getmorefigures.php?uid=PMC3475435&req=5

Figure 1: Plots of cumulative population doublings of RL/DMEM and RL/DF cells against cumulative culture daysThe RL/DMEM and RL/DF cells were plated at 1×105 cells in 35 mm cell culture dishes in DMEM- and DF-based medium respectively. The cells were passaged at intervals of every 3 or 4 days just before reaching confluency. Then, the cells were harvested after trypsinization, and cell numbers were determined by haemocytometer counts. The proliferation rate of RL/DMEM cells was faster than that of the RL/DF cells (A). When the RL/DMEM cells were cultured in DF-based medium, the doubling time of these cells became gradually longer than that in DMEM-based medium (B). When the RL/DF cells were cultured in DMEM-based medium, the doubling time of these cells became gradually shorter than that in DF-based medium (C).
Mentions: After dissociation by collagenase perfusion, followed by sedimentation by low-speed centrifugation, typical binuclear hepatocytes were obtained at purities of more than 95% and cultured in either DMEM- or DF-based medium. After transfection of SV40LT followed by selection with G418, we obtained several G418-resistant colonies in both culture conditions. The number of G418-resistant colonies obtained from DF-based medium was higher than that obtained from DMEM-based medium, possibly due to the presence of several growth factors and supplements in the former medium. All of the G418-resistant colonies were composed of cells with very similar epithelial-like morphologies. Therefore we chose two representative cell lines, RL/DMEM and RL/DF cells (one from each culture condition) for the present study. As for proliferative ability, RL/DMEM cells proliferated at a doubling time of approx. 24 h and were stably passaged for more than 100 population doublings after the isolation of a single colony (Figure 1A), and RL/DF cells were similarly passaged for at least 100 population doublings, but they proliferated at a longer doubling time of approx. 30 h (Figure 1A).

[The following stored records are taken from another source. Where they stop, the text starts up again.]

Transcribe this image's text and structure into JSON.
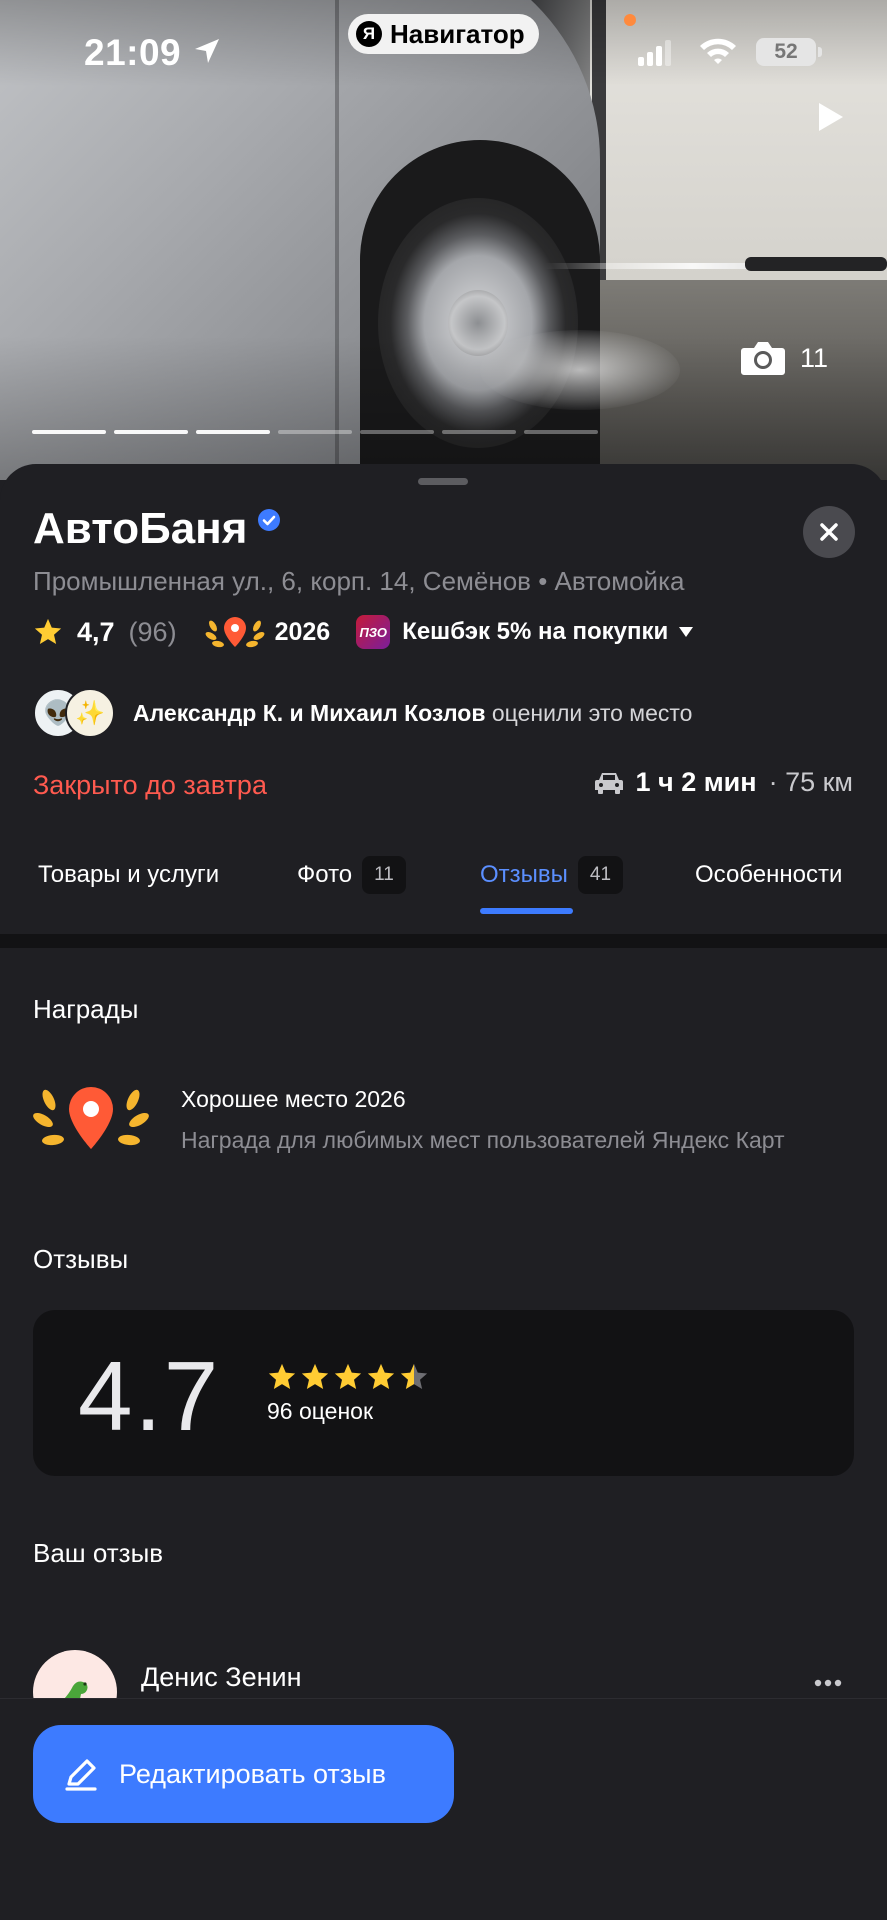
{
  "status_bar": {
    "time": "21:09",
    "battery": "52"
  },
  "top_pill": {
    "logo": "Я",
    "label": "Навигатор"
  },
  "gallery": {
    "photo_count": "11"
  },
  "place": {
    "name": "АвтоБаня",
    "address_line": "Промышленная ул., 6, корп. 14, Семёнов • Автомойка",
    "rating": "4,7",
    "rating_count": "(96)",
    "award_year": "2026",
    "cashback_logo": "ПЗО",
    "cashback": "Кешбэк 5% на покупки",
    "friends_names": "Александр К. и Михаил Козлов",
    "friends_suffix": " оценили это место",
    "status": "Закрыто до завтра",
    "route_time": "1 ч 2 мин",
    "route_distance": " · 75 км"
  },
  "tabs": [
    {
      "label": "Товары и услуги"
    },
    {
      "label": "Фото",
      "count": "11"
    },
    {
      "label": "Отзывы",
      "count": "41",
      "active": true
    },
    {
      "label": "Особенности"
    }
  ],
  "awards_section": {
    "heading": "Награды",
    "title": "Хорошее место 2026",
    "description": "Награда для любимых мест пользователей Яндекс Карт"
  },
  "reviews_section": {
    "heading": "Отзывы",
    "rating": "4.7",
    "stars_filled": 4.5,
    "votes": "96 оценок"
  },
  "your_review": {
    "heading": "Ваш отзыв",
    "user_name": "Денис Зенин"
  },
  "edit_button": {
    "label": "Редактировать отзыв"
  },
  "colors": {
    "accent": "#3d7bff",
    "closed": "#ff5a4f",
    "star": "#ffcc33",
    "background": "#1f1f23"
  },
  "icons": [
    "location-arrow-icon",
    "signal-icon",
    "wifi-icon",
    "play-icon",
    "camera-icon",
    "verified-icon",
    "close-icon",
    "star-icon",
    "award-laurel-icon",
    "caret-down-icon",
    "car-icon",
    "more-icon",
    "pencil-icon"
  ]
}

Bottom Line: This process is also essential for liver morphogenesis in embryonic development.To study the cellular and molecular basis of EMT, we established two phenotypically different SV40 large T antigen-immortalized cell lines from rat hepatocytes.The first cell line, which had an epithelial morphology and was established in DMEM (Dulbecco's modified Eagle's medium)/Ham's F-12 (DF)-based medium (RL/DF cells), expressed CK18 (cytokeratin 18), a marker of parenchymal hepatocytes.

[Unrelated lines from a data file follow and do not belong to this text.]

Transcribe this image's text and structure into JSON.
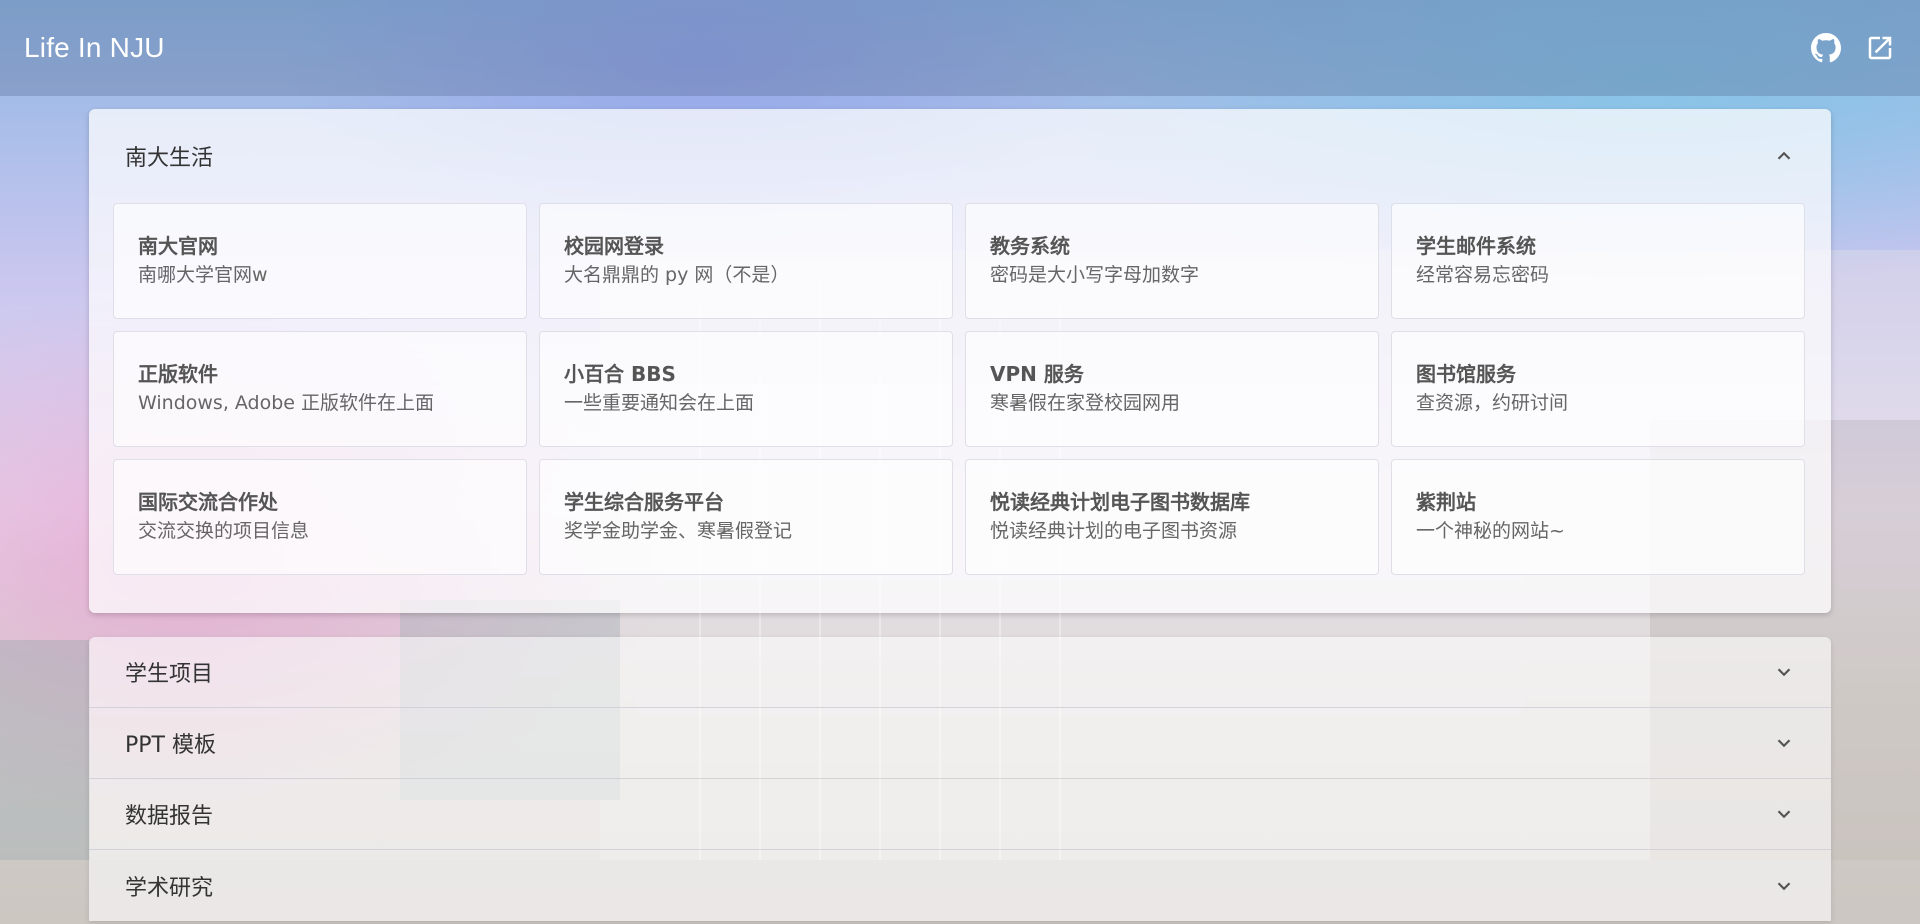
{
  "appbar": {
    "title": "Life In NJU",
    "github_icon": "github-icon",
    "open_external_icon": "open-in-new-icon"
  },
  "expanded_panel": {
    "title": "南大生活",
    "cards": [
      {
        "title": "南大官网",
        "subtitle": "南哪大学官网w"
      },
      {
        "title": "校园网登录",
        "subtitle": "大名鼎鼎的 py 网（不是）"
      },
      {
        "title": "教务系统",
        "subtitle": "密码是大小写字母加数字"
      },
      {
        "title": "学生邮件系统",
        "subtitle": "经常容易忘密码"
      },
      {
        "title": "正版软件",
        "subtitle": "Windows, Adobe 正版软件在上面"
      },
      {
        "title": "小百合 BBS",
        "subtitle": "一些重要通知会在上面"
      },
      {
        "title": "VPN 服务",
        "subtitle": "寒暑假在家登校园网用"
      },
      {
        "title": "图书馆服务",
        "subtitle": "查资源，约研讨间"
      },
      {
        "title": "国际交流合作处",
        "subtitle": "交流交换的项目信息"
      },
      {
        "title": "学生综合服务平台",
        "subtitle": "奖学金助学金、寒暑假登记"
      },
      {
        "title": "悦读经典计划电子图书数据库",
        "subtitle": "悦读经典计划的电子图书资源"
      },
      {
        "title": "紫荆站",
        "subtitle": "一个神秘的网站~"
      }
    ]
  },
  "collapsed_panels": [
    {
      "title": "学生项目"
    },
    {
      "title": "PPT 模板"
    },
    {
      "title": "数据报告"
    },
    {
      "title": "学术研究"
    }
  ]
}
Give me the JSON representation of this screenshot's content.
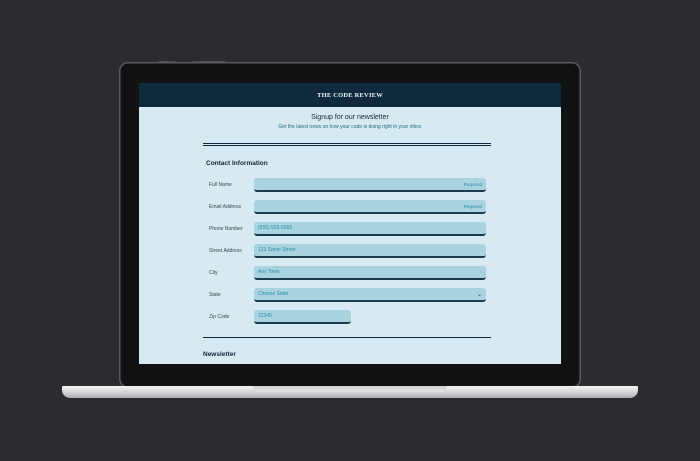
{
  "site": {
    "title": "THE CODE REVIEW"
  },
  "signup": {
    "heading": "Signup for our newsletter",
    "subheading": "Get the latest news on how your code is doing right in your inbox"
  },
  "contact": {
    "section_title": "Contact Information",
    "fields": [
      {
        "label": "Full Name",
        "placeholder": "",
        "tag": "Required"
      },
      {
        "label": "Email Address",
        "placeholder": "",
        "tag": "Required"
      },
      {
        "label": "Phone Number",
        "placeholder": "(555) 555-5555",
        "tag": ""
      },
      {
        "label": "Street Address",
        "placeholder": "123 Some Street",
        "tag": ""
      },
      {
        "label": "City",
        "placeholder": "Any Town",
        "tag": ""
      },
      {
        "label": "State",
        "placeholder": "Choose State",
        "tag": ""
      },
      {
        "label": "Zip Code",
        "placeholder": "12345",
        "tag": ""
      }
    ]
  },
  "newsletter": {
    "section_title": "Newsletter"
  },
  "icons": {
    "state_select": "chevron-down-icon"
  },
  "colors": {
    "header_bg": "#0e2a3c",
    "page_bg": "#d7e9f1",
    "field_bg": "#a9d3df",
    "accent_text": "#2a8ca6"
  }
}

View Article: PubMed Central - PubMed

Affiliation: Transgenic Animal Research Center, National Institute of Agrobiological Sciences, Ohwashi 12, Tsukuba, Ibaraki 3058634, Japan.

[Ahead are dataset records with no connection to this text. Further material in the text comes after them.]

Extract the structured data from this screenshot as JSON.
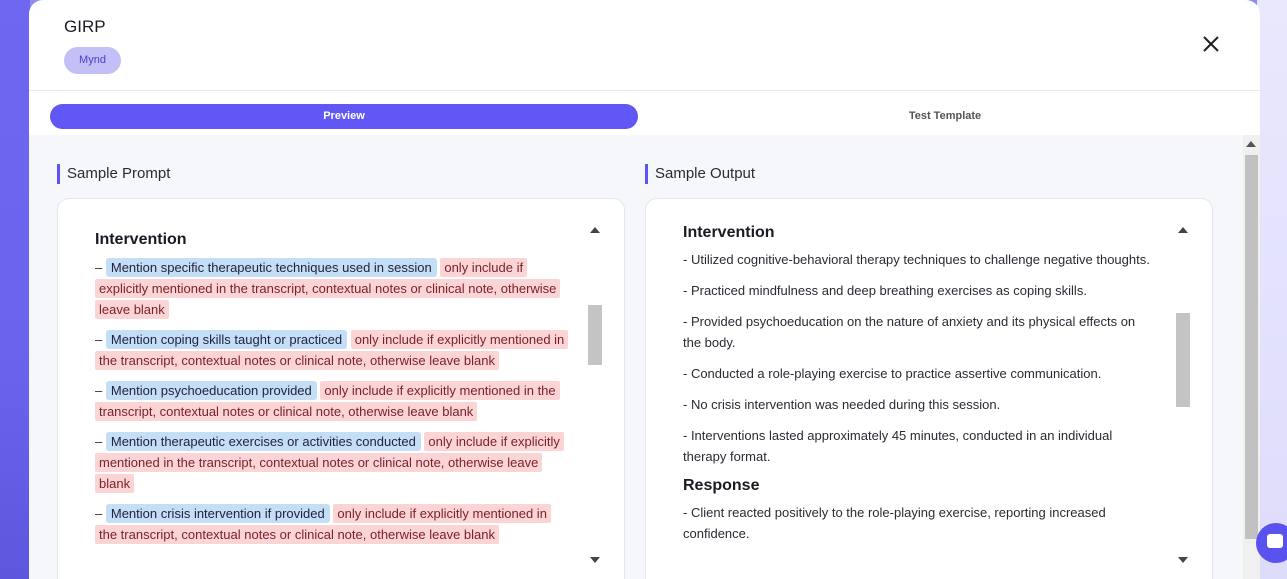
{
  "modal": {
    "title": "GIRP",
    "tag": "Mynd",
    "close_icon": "close-icon"
  },
  "tabs": [
    {
      "label": "Preview",
      "active": true
    },
    {
      "label": "Test Template",
      "active": false
    }
  ],
  "sample_prompt": {
    "title": "Sample Prompt",
    "heading": "Intervention",
    "items": [
      {
        "dash": "–",
        "instruction": "Mention specific therapeutic techniques used in session",
        "condition": "only include if explicitly mentioned in the transcript, contextual notes or clinical note, otherwise leave blank"
      },
      {
        "dash": "–",
        "instruction": "Mention coping skills taught or practiced",
        "condition": "only include if explicitly mentioned in the transcript, contextual notes or clinical note, otherwise leave blank"
      },
      {
        "dash": "–",
        "instruction": "Mention psychoeducation provided",
        "condition": "only include if explicitly mentioned in the transcript, contextual notes or clinical note, otherwise leave blank"
      },
      {
        "dash": "–",
        "instruction": "Mention therapeutic exercises or activities conducted",
        "condition": "only include if explicitly mentioned in the transcript, contextual notes or clinical note, otherwise leave blank"
      },
      {
        "dash": "–",
        "instruction": "Mention crisis intervention if provided",
        "condition": "only include if explicitly mentioned in the transcript, contextual notes or clinical note, otherwise leave blank"
      }
    ]
  },
  "sample_output": {
    "title": "Sample Output",
    "heading": "Intervention",
    "lines": [
      "- Utilized cognitive-behavioral therapy techniques to challenge negative thoughts.",
      "- Practiced mindfulness and deep breathing exercises as coping skills.",
      "- Provided psychoeducation on the nature of anxiety and its physical effects on the body.",
      "- Conducted a role-playing exercise to practice assertive communication.",
      "- No crisis intervention was needed during this session.",
      "- Interventions lasted approximately 45 minutes, conducted in an individual therapy format."
    ],
    "heading2": "Response",
    "lines2": [
      "- Client reacted positively to the role-playing exercise, reporting increased confidence."
    ]
  },
  "colors": {
    "accent": "#6157f5",
    "highlight_blue": "#c3def5",
    "highlight_red": "#fbd4d6",
    "tag_bg": "#c3c0f8"
  }
}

ABSTRACT
EMT (epithelial-mesenchymal transition) is a key process in the development of liver fibrosis. This process is also essential for liver morphogenesis in embryonic development. To study the cellular and molecular basis of EMT, we established two phenotypically different SV40 large T antigen-immortalized cell lines from rat hepatocytes. The first cell line, which had an epithelial morphology and was established in DMEM (Dulbecco's modified Eagle's medium)/Ham's F-12 (DF)-based medium (RL/DF cells), expressed CK18 (cytokeratin 18), a marker of parenchymal hepatocytes. The other, a mesenchymal-like cell line established in DMEM-based medium (RL/DMEM cells), expressed αSMA (α-smooth muscle actin), a marker of hepatic myofibroblasts. Epithelial RL/DF cells underwent phenotypic changes, such as increased expression of αSMA, when the culture medium was switched to DMEM-based medium. In contrast, mesenchymal RL/DMEM cells were induced to express the epithelial marker CK18 with a concomitant decrease in αSMA expression when the culture medium was replaced with DF-based medium. These cell lines may provide novel in vitro models for the study of the conversion between epithelial and mesenchymal phenotypes during EMT in liver fibrosis and morphogenesis.

No MeSH data available.


Related in: MedlinePlus